[Items from a dataset]
-------------------------
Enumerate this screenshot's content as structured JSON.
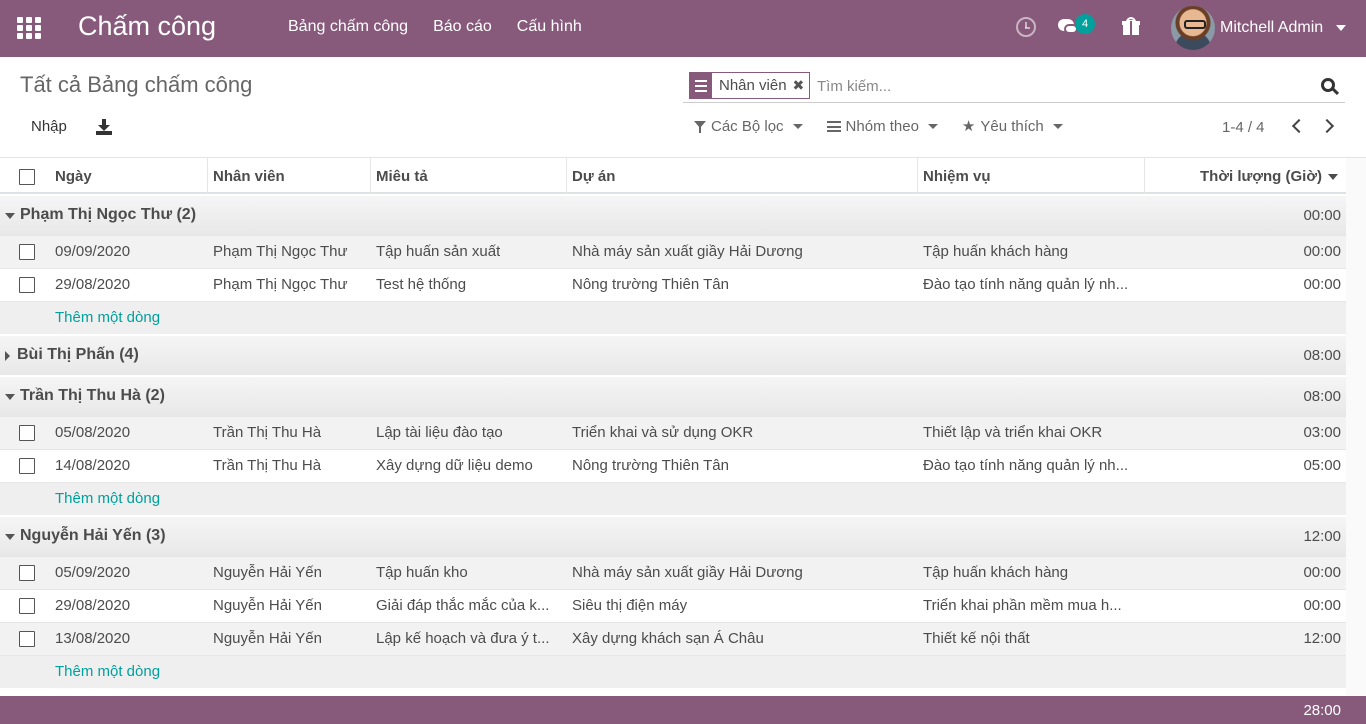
{
  "navbar": {
    "app_title": "Chấm công",
    "menu": [
      "Bảng chấm công",
      "Báo cáo",
      "Cấu hình"
    ],
    "messages_count": "4",
    "user_name": "Mitchell Admin",
    "bg_color": "#875a7b"
  },
  "control": {
    "title": "Tất cả Bảng chấm công",
    "facet_label": "Nhân viên",
    "search_placeholder": "Tìm kiếm...",
    "import_label": "Nhập",
    "filters_label": "Các Bộ lọc",
    "groupby_label": "Nhóm theo",
    "favorites_label": "Yêu thích",
    "pager": "1-4 / 4"
  },
  "table": {
    "columns": [
      "Ngày",
      "Nhân viên",
      "Miêu tả",
      "Dự án",
      "Nhiệm vụ",
      "Thời lượng (Giờ)"
    ],
    "add_line_label": "Thêm một dòng",
    "groups": [
      {
        "name": "Phạm Thị Ngọc Thư (2)",
        "total": "00:00",
        "expanded": true,
        "rows": [
          [
            "09/09/2020",
            "Phạm Thị Ngọc Thư",
            "Tập huấn sản xuất",
            "Nhà máy sản xuất giầy Hải Dương",
            "Tập huấn khách hàng",
            "00:00"
          ],
          [
            "29/08/2020",
            "Phạm Thị Ngọc Thư",
            "Test hệ thống",
            "Nông trường Thiên Tân",
            "Đào tạo tính năng quản lý nh...",
            "00:00"
          ]
        ]
      },
      {
        "name": "Bùi Thị Phấn (4)",
        "total": "08:00",
        "expanded": false,
        "rows": []
      },
      {
        "name": "Trần Thị Thu Hà (2)",
        "total": "08:00",
        "expanded": true,
        "rows": [
          [
            "05/08/2020",
            "Trần Thị Thu Hà",
            "Lập tài liệu đào tạo",
            "Triển khai và sử dụng OKR",
            "Thiết lập và triển khai OKR",
            "03:00"
          ],
          [
            "14/08/2020",
            "Trần Thị Thu Hà",
            "Xây dựng dữ liệu demo",
            "Nông trường Thiên Tân",
            "Đào tạo tính năng quản lý nh...",
            "05:00"
          ]
        ]
      },
      {
        "name": "Nguyễn Hải Yến (3)",
        "total": "12:00",
        "expanded": true,
        "rows": [
          [
            "05/09/2020",
            "Nguyễn Hải Yến",
            "Tập huấn kho",
            "Nhà máy sản xuất giầy Hải Dương",
            "Tập huấn khách hàng",
            "00:00"
          ],
          [
            "29/08/2020",
            "Nguyễn Hải Yến",
            "Giải đáp thắc mắc của k...",
            "Siêu thị điện máy",
            "Triển khai phần mềm mua h...",
            "00:00"
          ],
          [
            "13/08/2020",
            "Nguyễn Hải Yến",
            "Lập kế hoạch và đưa ý t...",
            "Xây dựng khách sạn Á Châu",
            "Thiết kế nội thất",
            "12:00"
          ]
        ]
      }
    ],
    "grand_total": "28:00"
  }
}
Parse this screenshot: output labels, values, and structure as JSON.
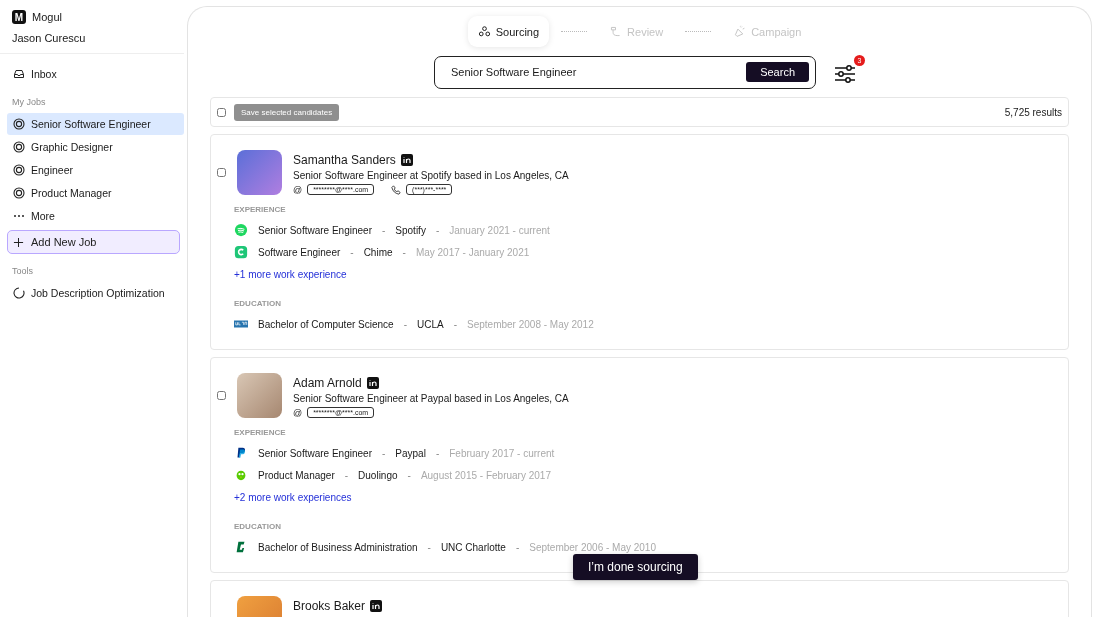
{
  "app": {
    "logo": "M",
    "name": "Mogul"
  },
  "user": "Jason Curescu",
  "inbox": {
    "label": "Inbox"
  },
  "my_jobs": {
    "heading": "My Jobs",
    "items": [
      {
        "label": "Senior Software Engineer",
        "selected": true
      },
      {
        "label": "Graphic Designer",
        "selected": false
      },
      {
        "label": "Engineer",
        "selected": false
      },
      {
        "label": "Product Manager",
        "selected": false
      }
    ],
    "more": "More",
    "add_button": "Add New Job"
  },
  "tools": {
    "heading": "Tools",
    "items": [
      {
        "label": "Job Description Optimization"
      }
    ]
  },
  "steps": [
    {
      "label": "Sourcing",
      "selected": true,
      "kind": "sourcing"
    },
    {
      "label": "Review",
      "selected": false,
      "kind": "review"
    },
    {
      "label": "Campaign",
      "selected": false,
      "kind": "campaign"
    }
  ],
  "search": {
    "value": "Senior Software Engineer",
    "button": "Search"
  },
  "filters": {
    "badge": "3"
  },
  "toolbar": {
    "checked": false,
    "save_button": {
      "label": "Save selected candidates",
      "disabled": true
    },
    "results": "5,725 results"
  },
  "candidates": [
    {
      "name": "Samantha Sanders",
      "checked": false,
      "headline": "Senior Software Engineer at Spotify based in Los Angeles, CA",
      "email": "********@****.com",
      "phone": "(***)***-****",
      "email_label": "@",
      "experience_heading": "EXPERIENCE",
      "experience": [
        {
          "title": "Senior Software Engineer",
          "org": "Spotify",
          "dates": "January 2021 - current",
          "kind": "spotify"
        },
        {
          "title": "Software Engineer",
          "org": "Chime",
          "dates": "May 2017 - January 2021",
          "kind": "chime"
        }
      ],
      "more_link": "+1 more work experience",
      "education_heading": "EDUCATION",
      "education": [
        {
          "title": "Bachelor of Computer Science",
          "org": "UCLA",
          "dates": "September 2008 - May 2012",
          "kind": "ucla"
        }
      ]
    },
    {
      "name": "Adam Arnold",
      "checked": false,
      "headline": "Senior Software Engineer at Paypal based in Los Angeles, CA",
      "email": "********@****.com",
      "email_label": "@",
      "experience_heading": "EXPERIENCE",
      "experience": [
        {
          "title": "Senior Software Engineer",
          "org": "Paypal",
          "dates": "February 2017 - current",
          "kind": "paypal"
        },
        {
          "title": "Product Manager",
          "org": "Duolingo",
          "dates": "August 2015 - February 2017",
          "kind": "duolingo"
        }
      ],
      "more_link": "+2 more work experiences",
      "education_heading": "EDUCATION",
      "education": [
        {
          "title": "Bachelor of Business Administration",
          "org": "UNC Charlotte",
          "dates": "September 2006 - May 2010",
          "kind": "unc"
        }
      ]
    },
    {
      "name": "Brooks Baker"
    }
  ],
  "entry_separator": "-",
  "done_button": "I’m done sourcing"
}
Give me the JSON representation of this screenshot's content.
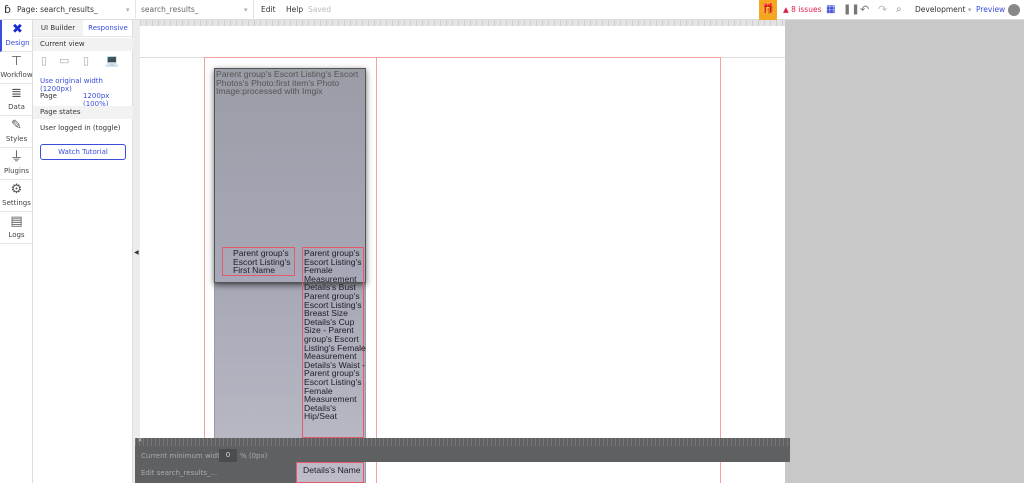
{
  "topbar": {
    "page_label": "Page: search_results_",
    "element_select": "search_results_",
    "edit": "Edit",
    "help": "Help",
    "saved": "Saved",
    "issues": "8 issues",
    "environment": "Development",
    "preview": "Preview"
  },
  "iconbar": {
    "items": [
      {
        "label": "Design"
      },
      {
        "label": "Workflow"
      },
      {
        "label": "Data"
      },
      {
        "label": "Styles"
      },
      {
        "label": "Plugins"
      },
      {
        "label": "Settings"
      },
      {
        "label": "Logs"
      }
    ]
  },
  "panel": {
    "tab_ui_builder": "UI Builder",
    "tab_responsive": "Responsive",
    "current_view": "Current view",
    "use_original": "Use original width (1200px)",
    "page_label": "Page",
    "page_value": "1200px (100%)",
    "page_states": "Page states",
    "state_item": "User logged in (toggle)",
    "watch_tutorial": "Watch Tutorial"
  },
  "canvas": {
    "image_text": "Parent group's Escort Listing's Escort Photos's Photo:first item's Photo Image:processed with Imgix",
    "first_name_text": "Parent group's Escort Listing's First Name",
    "measure_text": "Parent group's Escort Listing's Female Measurement Details's Bust Parent group's Escort Listing's Breast Size Details's Cup Size - Parent group's Escort Listing's Female Measurement Details's Waist - Parent group's Escort Listing's Female Measurement Details's Hip/Seat",
    "name_text": "Details's Name"
  },
  "bottom": {
    "close": "×",
    "min_width_label": "Current minimum width",
    "min_width_value": "0",
    "min_width_unit": "% (0px)",
    "edit_label": "Edit search_results_..."
  },
  "colors": {
    "accent": "#3a4ddb",
    "issues": "#e0204a",
    "gift": "#f5a623"
  }
}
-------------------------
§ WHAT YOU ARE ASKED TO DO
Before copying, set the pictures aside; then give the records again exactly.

§ TASK RESULT
Enumerate this screenshot's content as structured JSON.
{
  "navbar": {
    "app_title": "Chấm công",
    "menu": [
      "Bảng chấm công",
      "Báo cáo",
      "Cấu hình"
    ],
    "messages_count": "4",
    "user_name": "Mitchell Admin",
    "bg_color": "#875a7b"
  },
  "control": {
    "title": "Tất cả Bảng chấm công",
    "facet_label": "Nhân viên",
    "search_placeholder": "Tìm kiếm...",
    "import_label": "Nhập",
    "filters_label": "Các Bộ lọc",
    "groupby_label": "Nhóm theo",
    "favorites_label": "Yêu thích",
    "pager": "1-4 / 4"
  },
  "table": {
    "columns": [
      "Ngày",
      "Nhân viên",
      "Miêu tả",
      "Dự án",
      "Nhiệm vụ",
      "Thời lượng (Giờ)"
    ],
    "add_line_label": "Thêm một dòng",
    "groups": [
      {
        "name": "Phạm Thị Ngọc Thư (2)",
        "total": "00:00",
        "expanded": true,
        "rows": [
          [
            "09/09/2020",
            "Phạm Thị Ngọc Thư",
            "Tập huấn sản xuất",
            "Nhà máy sản xuất giầy Hải Dương",
            "Tập huấn khách hàng",
            "00:00"
          ],
          [
            "29/08/2020",
            "Phạm Thị Ngọc Thư",
            "Test hệ thống",
            "Nông trường Thiên Tân",
            "Đào tạo tính năng quản lý nh...",
            "00:00"
          ]
        ]
      },
      {
        "name": "Bùi Thị Phấn (4)",
        "total": "08:00",
        "expanded": false,
        "rows": []
      },
      {
        "name": "Trần Thị Thu Hà (2)",
        "total": "08:00",
        "expanded": true,
        "rows": [
          [
            "05/08/2020",
            "Trần Thị Thu Hà",
            "Lập tài liệu đào tạo",
            "Triển khai và sử dụng OKR",
            "Thiết lập và triển khai OKR",
            "03:00"
          ],
          [
            "14/08/2020",
            "Trần Thị Thu Hà",
            "Xây dựng dữ liệu demo",
            "Nông trường Thiên Tân",
            "Đào tạo tính năng quản lý nh...",
            "05:00"
          ]
        ]
      },
      {
        "name": "Nguyễn Hải Yến (3)",
        "total": "12:00",
        "expanded": true,
        "rows": [
          [
            "05/09/2020",
            "Nguyễn Hải Yến",
            "Tập huấn kho",
            "Nhà máy sản xuất giầy Hải Dương",
            "Tập huấn khách hàng",
            "00:00"
          ],
          [
            "29/08/2020",
            "Nguyễn Hải Yến",
            "Giải đáp thắc mắc của k...",
            "Siêu thị điện máy",
            "Triển khai phần mềm mua h...",
            "00:00"
          ],
          [
            "13/08/2020",
            "Nguyễn Hải Yến",
            "Lập kế hoạch và đưa ý t...",
            "Xây dựng khách sạn Á Châu",
            "Thiết kế nội thất",
            "12:00"
          ]
        ]
      }
    ],
    "grand_total": "28:00"
  }
}
Parse this screenshot: output labels, values, and structure as JSON.
{
  "app": {
    "logo": "M",
    "name": "Mogul"
  },
  "user": "Jason Curescu",
  "inbox": {
    "label": "Inbox"
  },
  "my_jobs": {
    "heading": "My Jobs",
    "items": [
      {
        "label": "Senior Software Engineer",
        "selected": true
      },
      {
        "label": "Graphic Designer",
        "selected": false
      },
      {
        "label": "Engineer",
        "selected": false
      },
      {
        "label": "Product Manager",
        "selected": false
      }
    ],
    "more": "More",
    "add_button": "Add New Job"
  },
  "tools": {
    "heading": "Tools",
    "items": [
      {
        "label": "Job Description Optimization"
      }
    ]
  },
  "steps": [
    {
      "label": "Sourcing",
      "selected": true,
      "kind": "sourcing"
    },
    {
      "label": "Review",
      "selected": false,
      "kind": "review"
    },
    {
      "label": "Campaign",
      "selected": false,
      "kind": "campaign"
    }
  ],
  "search": {
    "value": "Senior Software Engineer",
    "button": "Search"
  },
  "filters": {
    "badge": "3"
  },
  "toolbar": {
    "checked": false,
    "save_button": {
      "label": "Save selected candidates",
      "disabled": true
    },
    "results": "5,725 results"
  },
  "candidates": [
    {
      "name": "Samantha Sanders",
      "checked": false,
      "headline": "Senior Software Engineer at Spotify based in Los Angeles, CA",
      "email": "********@****.com",
      "phone": "(***)***-****",
      "email_label": "@",
      "experience_heading": "EXPERIENCE",
      "experience": [
        {
          "title": "Senior Software Engineer",
          "org": "Spotify",
          "dates": "January 2021 - current",
          "kind": "spotify"
        },
        {
          "title": "Software Engineer",
          "org": "Chime",
          "dates": "May 2017 - January 2021",
          "kind": "chime"
        }
      ],
      "more_link": "+1 more work experience",
      "education_heading": "EDUCATION",
      "education": [
        {
          "title": "Bachelor of Computer Science",
          "org": "UCLA",
          "dates": "September 2008 - May 2012",
          "kind": "ucla"
        }
      ]
    },
    {
      "name": "Adam Arnold",
      "checked": false,
      "headline": "Senior Software Engineer at Paypal based in Los Angeles, CA",
      "email": "********@****.com",
      "email_label": "@",
      "experience_heading": "EXPERIENCE",
      "experience": [
        {
          "title": "Senior Software Engineer",
          "org": "Paypal",
          "dates": "February 2017 - current",
          "kind": "paypal"
        },
        {
          "title": "Product Manager",
          "org": "Duolingo",
          "dates": "August 2015 - February 2017",
          "kind": "duolingo"
        }
      ],
      "more_link": "+2 more work experiences",
      "education_heading": "EDUCATION",
      "education": [
        {
          "title": "Bachelor of Business Administration",
          "org": "UNC Charlotte",
          "dates": "September 2006 - May 2010",
          "kind": "unc"
        }
      ]
    },
    {
      "name": "Brooks Baker"
    }
  ],
  "entry_separator": "-",
  "done_button": "I’m done sourcing"
}
Give me the JSON representation of this screenshot's content.
{
  "topbar": {
    "page_label": "Page: search_results_",
    "element_select": "search_results_",
    "edit": "Edit",
    "help": "Help",
    "saved": "Saved",
    "issues": "8 issues",
    "environment": "Development",
    "preview": "Preview"
  },
  "iconbar": {
    "items": [
      {
        "label": "Design"
      },
      {
        "label": "Workflow"
      },
      {
        "label": "Data"
      },
      {
        "label": "Styles"
      },
      {
        "label": "Plugins"
      },
      {
        "label": "Settings"
      },
      {
        "label": "Logs"
      }
    ]
  },
  "panel": {
    "tab_ui_builder": "UI Builder",
    "tab_responsive": "Responsive",
    "current_view": "Current view",
    "use_original": "Use original width (1200px)",
    "page_label": "Page",
    "page_value": "1200px (100%)",
    "page_states": "Page states",
    "state_item": "User logged in (toggle)",
    "watch_tutorial": "Watch Tutorial"
  },
  "canvas": {
    "image_text": "Parent group's Escort Listing's Escort Photos's Photo:first item's Photo Image:processed with Imgix",
    "first_name_text": "Parent group's Escort Listing's First Name",
    "measure_text": "Parent group's Escort Listing's Female Measurement Details's Bust Parent group's Escort Listing's Breast Size Details's Cup Size - Parent group's Escort Listing's Female Measurement Details's Waist - Parent group's Escort Listing's Female Measurement Details's Hip/Seat",
    "name_text": "Details's Name"
  },
  "bottom": {
    "close": "×",
    "min_width_label": "Current minimum width",
    "min_width_value": "0",
    "min_width_unit": "% (0px)",
    "edit_label": "Edit search_results_..."
  },
  "colors": {
    "accent": "#3a4ddb",
    "issues": "#e0204a",
    "gift": "#f5a623"
  }
}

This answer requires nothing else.